Top of Data shown
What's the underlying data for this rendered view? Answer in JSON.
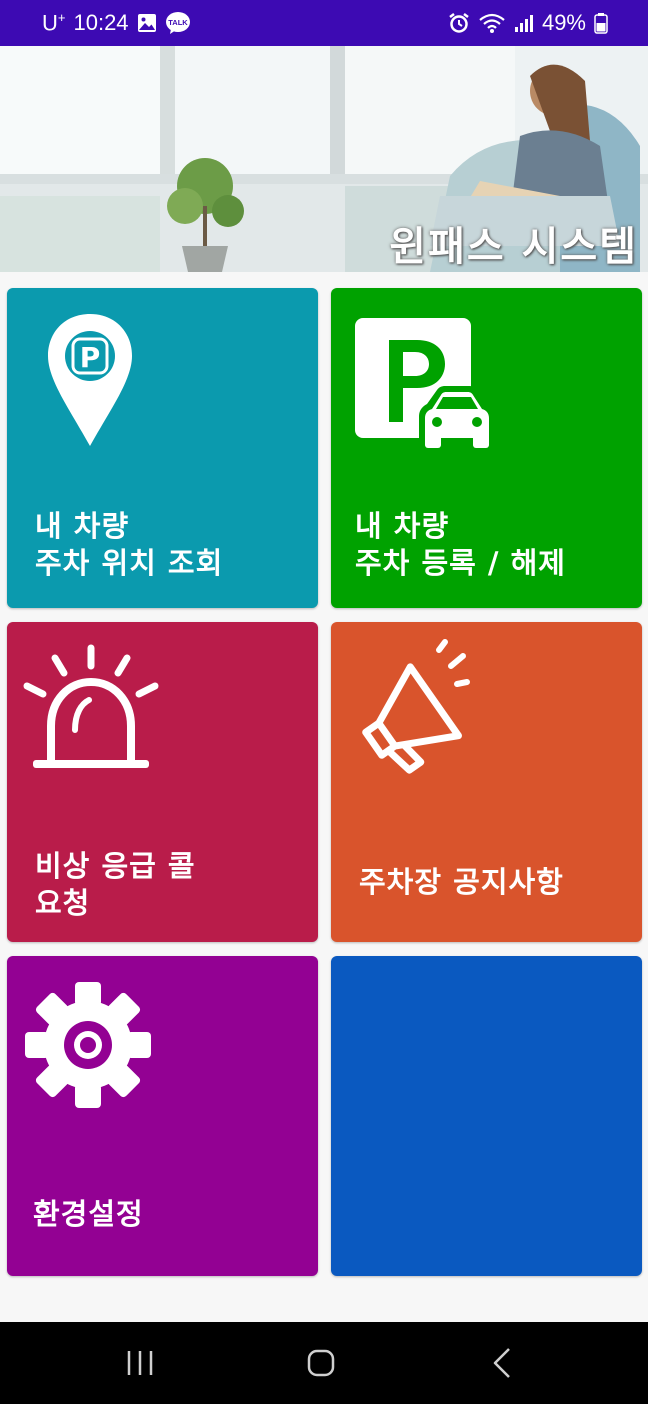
{
  "status_bar": {
    "carrier": "U",
    "carrier_sup": "+",
    "time": "10:24",
    "battery": "49%",
    "icons": [
      "gallery-icon",
      "kakaotalk-icon",
      "alarm-icon",
      "wifi-icon",
      "signal-icon",
      "battery-icon"
    ],
    "talk_badge": "TALK",
    "background": "#3d0ab3"
  },
  "hero": {
    "title": "윈패스 시스템"
  },
  "tiles": [
    {
      "label": "내 차량\n주차 위치 조회",
      "icon": "parking-location-pin-icon",
      "color": "#0b9aae"
    },
    {
      "label": "내 차량\n주차 등록 / 해제",
      "icon": "parking-car-icon",
      "color": "#00a200"
    },
    {
      "label": "비상 응급 콜\n요청",
      "icon": "emergency-siren-icon",
      "color": "#b91c4a"
    },
    {
      "label": "주차장 공지사항",
      "icon": "megaphone-icon",
      "color": "#d9542c"
    },
    {
      "label": "환경설정",
      "icon": "gear-icon",
      "color": "#930193"
    },
    {
      "label": "",
      "icon": "",
      "color": "#0a59c0"
    }
  ],
  "nav_bar": {
    "buttons": [
      "recent-apps-icon",
      "home-icon",
      "back-icon"
    ]
  }
}
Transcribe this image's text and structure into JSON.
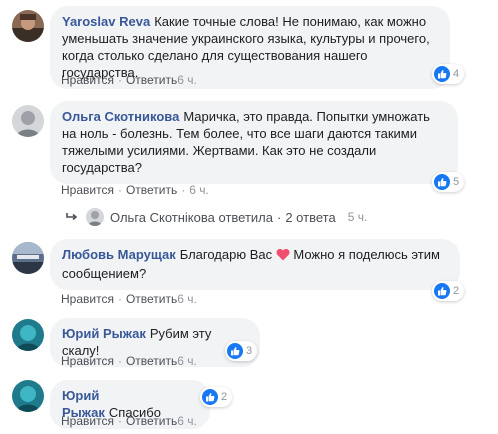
{
  "comments": [
    {
      "author": "Yaroslav Reva",
      "text": "Какие точные слова! Не понимаю, как можно уменьшать значение украинского языка, культуры и прочего, когда столько сделано для существования нашего государства.",
      "like": "Нравится",
      "reply": "Ответить",
      "time": "6 ч.",
      "reactions": "4"
    },
    {
      "author": "Ольга Скотникова",
      "text": "Маричка, это правда. Попытки умножать на ноль - болезнь. Тем более, что все шаги даются такими тяжелыми усилиями. Жертвами. Как это не создали государства?",
      "like": "Нравится",
      "reply": "Ответить",
      "time": "6 ч.",
      "reactions": "5"
    },
    {
      "author": "Любовь Марущак",
      "text_before": "Благодарю Вас",
      "text_after": "Можно я поделюсь этим сообщением?",
      "like": "Нравится",
      "reply": "Ответить",
      "time": "6 ч.",
      "reactions": "2"
    },
    {
      "author": "Юрий Рыжак",
      "text": "Рубим эту скалу!",
      "like": "Нравится",
      "reply": "Ответить",
      "time": "6 ч.",
      "reactions": "3"
    },
    {
      "author": "Юрий Рыжак",
      "text": "Спасибо",
      "like": "Нравится",
      "reply": "Ответить",
      "time": "6 ч.",
      "reactions": "2"
    }
  ],
  "reply_thread": {
    "author": "Ольга Скотнікова",
    "verb": "ответила",
    "count": "2 ответа",
    "time": "5 ч."
  },
  "colors": {
    "author": "#385898",
    "bubble": "#f2f3f5",
    "like_badge": "#1877f2",
    "heart": "#f0506e"
  }
}
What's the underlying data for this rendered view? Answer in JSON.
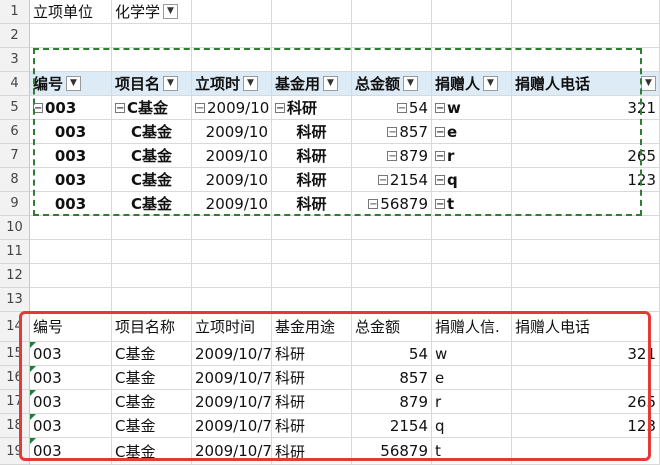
{
  "filter": {
    "label": "立项单位",
    "value": "化学学",
    "icon": "funnel-icon"
  },
  "row_numbers": [
    "1",
    "2",
    "3",
    "4",
    "5",
    "6",
    "7",
    "8",
    "9",
    "10",
    "11",
    "12",
    "13",
    "14",
    "15",
    "16",
    "17",
    "18",
    "19"
  ],
  "pivot": {
    "headers": [
      "编号",
      "项目名",
      "立项时",
      "基金用",
      "总金额",
      "捐赠人",
      "捐赠人电话"
    ],
    "rows": [
      [
        "003",
        "C基金",
        "2009/10",
        "科研",
        "54",
        "w",
        "321"
      ],
      [
        "003",
        "C基金",
        "2009/10",
        "科研",
        "857",
        "e",
        ""
      ],
      [
        "003",
        "C基金",
        "2009/10",
        "科研",
        "879",
        "r",
        "265"
      ],
      [
        "003",
        "C基金",
        "2009/10",
        "科研",
        "2154",
        "q",
        "123"
      ],
      [
        "003",
        "C基金",
        "2009/10",
        "科研",
        "56879",
        "t",
        ""
      ]
    ]
  },
  "table": {
    "headers": [
      "编号",
      "项目名称",
      "立项时间",
      "基金用途",
      "总金额",
      "捐赠人信.",
      "捐赠人电话"
    ],
    "rows": [
      [
        "003",
        "C基金",
        "2009/10/7",
        "科研",
        "54",
        "w",
        "321"
      ],
      [
        "003",
        "C基金",
        "2009/10/7",
        "科研",
        "857",
        "e",
        ""
      ],
      [
        "003",
        "C基金",
        "2009/10/7",
        "科研",
        "879",
        "r",
        "265"
      ],
      [
        "003",
        "C基金",
        "2009/10/7",
        "科研",
        "2154",
        "q",
        "123"
      ],
      [
        "003",
        "C基金",
        "2009/10/7",
        "科研",
        "56879",
        "t",
        ""
      ]
    ]
  },
  "colors": {
    "dashed_selection": "#2e7d32",
    "highlight_box": "#e53935",
    "pivot_header_fill": "#ddebf7"
  }
}
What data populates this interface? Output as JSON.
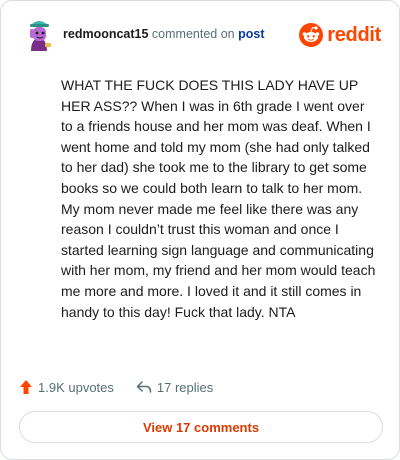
{
  "header": {
    "username": "redmooncat15",
    "action": " commented on ",
    "post_link": "post",
    "brand": "reddit",
    "avatar_icon": "snoo-avatar-icon",
    "logo_icon": "reddit-snoo-icon"
  },
  "comment": {
    "text": "WHAT THE FUCK DOES THIS LADY HAVE UP HER ASS?? When I was in 6th grade I went over to a friends house and her mom was deaf. When I went home and told my mom (she had only talked to her dad) she took me to the library to get some books so we could both learn to talk to her mom. My mom never made me feel like there was any reason I couldn’t trust this woman and once I started learning sign language and communicating with her mom, my friend and her mom would teach me more and more. I loved it and it still comes in handy to this day! Fuck that lady. NTA"
  },
  "footer": {
    "upvotes": "1.9K upvotes",
    "replies": "17 replies",
    "upvote_icon": "upvote-arrow-icon",
    "reply_icon": "reply-arrow-icon"
  },
  "actions": {
    "view_comments": "View 17 comments"
  },
  "colors": {
    "brand": "#ff4500",
    "link": "#0a3a9c",
    "muted": "#576f76",
    "button_text": "#d93a00"
  }
}
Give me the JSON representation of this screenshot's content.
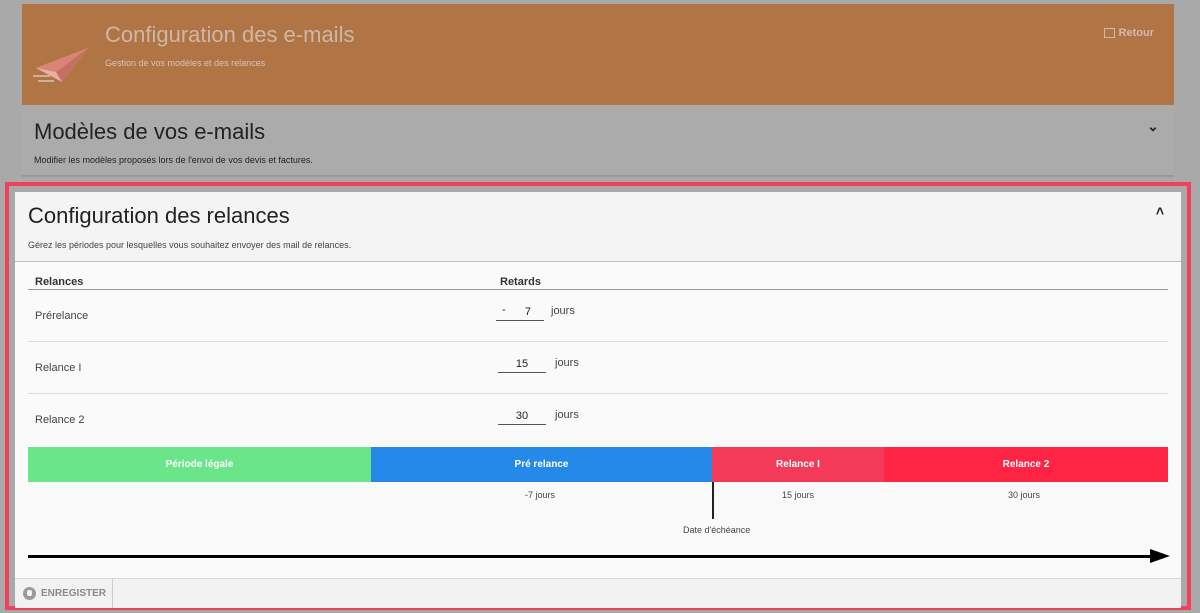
{
  "header": {
    "title": "Configuration des e-mails",
    "subtitle": "Gestion de vos modèles et des relances",
    "back_label": "Retour",
    "icon": "paper-plane-icon"
  },
  "models_panel": {
    "title": "Modèles de vos e-mails",
    "subtitle": "Modifier les modèles proposés lors de l'envoi de vos devis et factures.",
    "toggle_icon": "chevron-down-icon"
  },
  "relances_panel": {
    "title": "Configuration des relances",
    "subtitle": "Gérez les périodes pour lesquelles vous souhaitez envoyer des mail de relances.",
    "toggle_icon": "chevron-up-icon",
    "columns": [
      "Relances",
      "Retards"
    ],
    "rows": [
      {
        "label": "Prérelance",
        "prefix": "-",
        "value": "7",
        "unit": "jours"
      },
      {
        "label": "Relance I",
        "value": "15",
        "unit": "jours"
      },
      {
        "label": "Relance 2",
        "value": "30",
        "unit": "jours"
      }
    ],
    "timeline": {
      "segments": [
        {
          "label": "Période légale",
          "color": "#6ae589"
        },
        {
          "label": "Pré relance",
          "color": "#2489e8"
        },
        {
          "label": "Relance I",
          "color": "#f43a59"
        },
        {
          "label": "Relance 2",
          "color": "#ff2344"
        }
      ],
      "markers": [
        "-7 jours",
        "15 jours",
        "30 jours"
      ],
      "deadline_label": "Date d'échéance"
    },
    "save_label": "ENREGISTER"
  },
  "colors": {
    "accent": "#b07445",
    "highlight": "#f0405a"
  }
}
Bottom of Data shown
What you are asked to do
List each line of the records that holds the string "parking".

Response box
      "icon": "parking-location-pin-icon",
      "icon": "parking-car-icon",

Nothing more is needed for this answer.